Contra Costa County Employees’ Retirement Association (CCCERA) may commit $200 million to its private equity programme – an allocation that includes investments in distressed debt and special situations vehicles.
The northern California pension fund heard a plan to make commitments of $25 million-$50 million to two to four funds, according to documents from an 11 December meeting. The focus would include North American distressed debt funds and US buyout funds, including vehicles focused on small-cap and mid-markets transactions, as well as those concentrating on large-cap deals.
The pacing plan was merely an informational agenda item, and no action was taken, a spokeswoman for the pension plan said.
A representative for CCCERA could not be reached for comment by press time.
CCCERA has a 10 percent private equity target, and the retirement plan’s consultant, StepStone Group, set a commitment pace of $100 million-$300 million per year for ten years. While CCCERA’s portfolio can invest globally, it does have a bias toward North America.
The sub-asset class allocation consists of 60-70 percent to buyouts and 5-15 percent for special situations, venture capital and growth equity, and real assets and natural resources. Secondaries funds have a 0-10 percent allocation target. Currently, 6 percent of the pension’s private equity allocation is in special situations funds, and 36 percent is in buyout strategies.
Special situations fundraising was robust in 2017. Last year, distressed debt fundraising locked down $66.67 billion, falling just short of senior debt, which at $67.55 billion was the strategy that raised the most. This year it has locked down 24 percent of the total capital raised, or $21.12 billion.
While it has made up a smaller portion of fundraising this year, limited partners are still interested in the strategy. Several Korean investors have expressed interest in gaining more exposure to special situations in their portfolios, which have to this point largely been made up of direct lending. Likewise, LPs polled at the PDI New York Forum indicated that they favoured special situations over direct lending.
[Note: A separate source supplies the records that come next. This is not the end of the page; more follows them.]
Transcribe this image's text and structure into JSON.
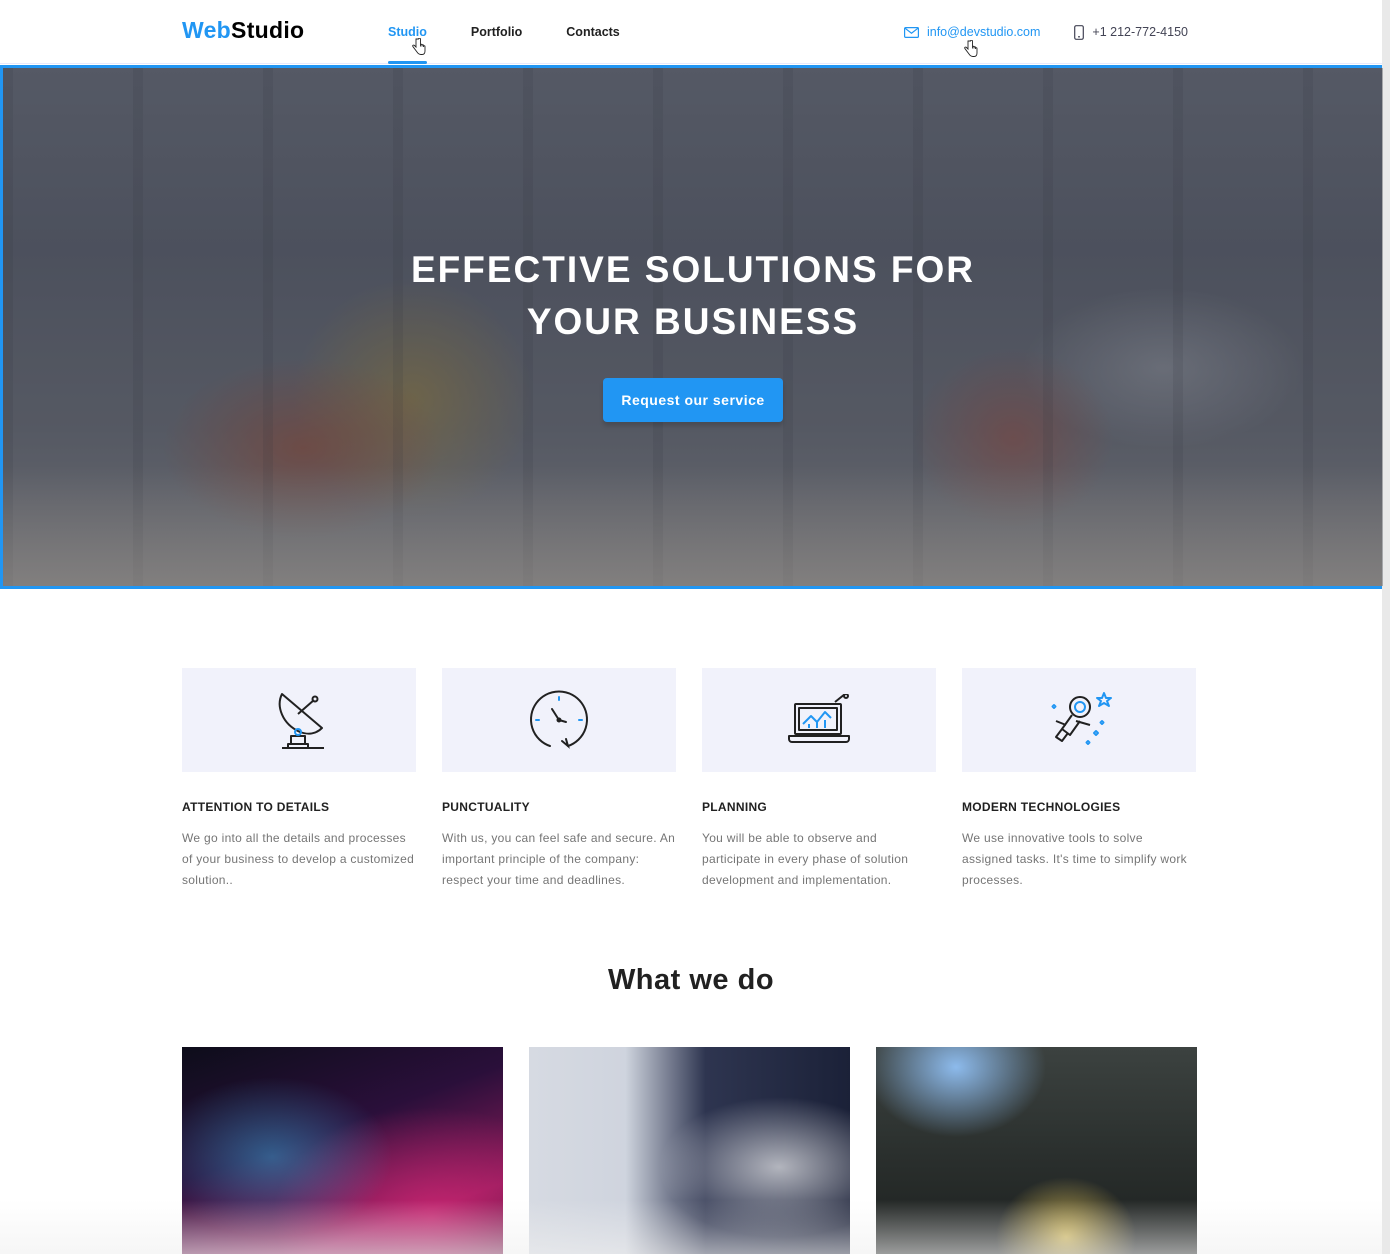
{
  "header": {
    "logo_part1": "Web",
    "logo_part2": "Studio",
    "nav": [
      {
        "label": "Studio",
        "active": true
      },
      {
        "label": "Portfolio",
        "active": false
      },
      {
        "label": "Contacts",
        "active": false
      }
    ],
    "email": "info@devstudio.com",
    "phone": "+1 212-772-4150"
  },
  "hero": {
    "title": "EFFECTIVE SOLUTIONS FOR YOUR BUSINESS",
    "button_label": "Request our service"
  },
  "features": [
    {
      "icon": "satellite-dish-icon",
      "title": "ATTENTION TO DETAILS",
      "text": "We go into all the details and processes of your business to develop a customized solution.."
    },
    {
      "icon": "clock-icon",
      "title": "PUNCTUALITY",
      "text": "With us, you can feel safe and secure. An important principle of the company: respect your time and deadlines."
    },
    {
      "icon": "laptop-chart-icon",
      "title": "PLANNING",
      "text": "You will be able to observe and participate in every phase of solution development and implementation."
    },
    {
      "icon": "astronaut-icon",
      "title": "MODERN TECHNOLOGIES",
      "text": "We use innovative tools to solve assigned tasks. It's time to simplify work processes."
    }
  ],
  "section": {
    "title": "What we do"
  },
  "colors": {
    "accent": "#2196f3",
    "text": "#212121",
    "muted": "#757575",
    "feature_bg": "#f1f2fb"
  }
}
Editor’s note: This story has been updated to reflect the CCCERA spokeswoman’s information.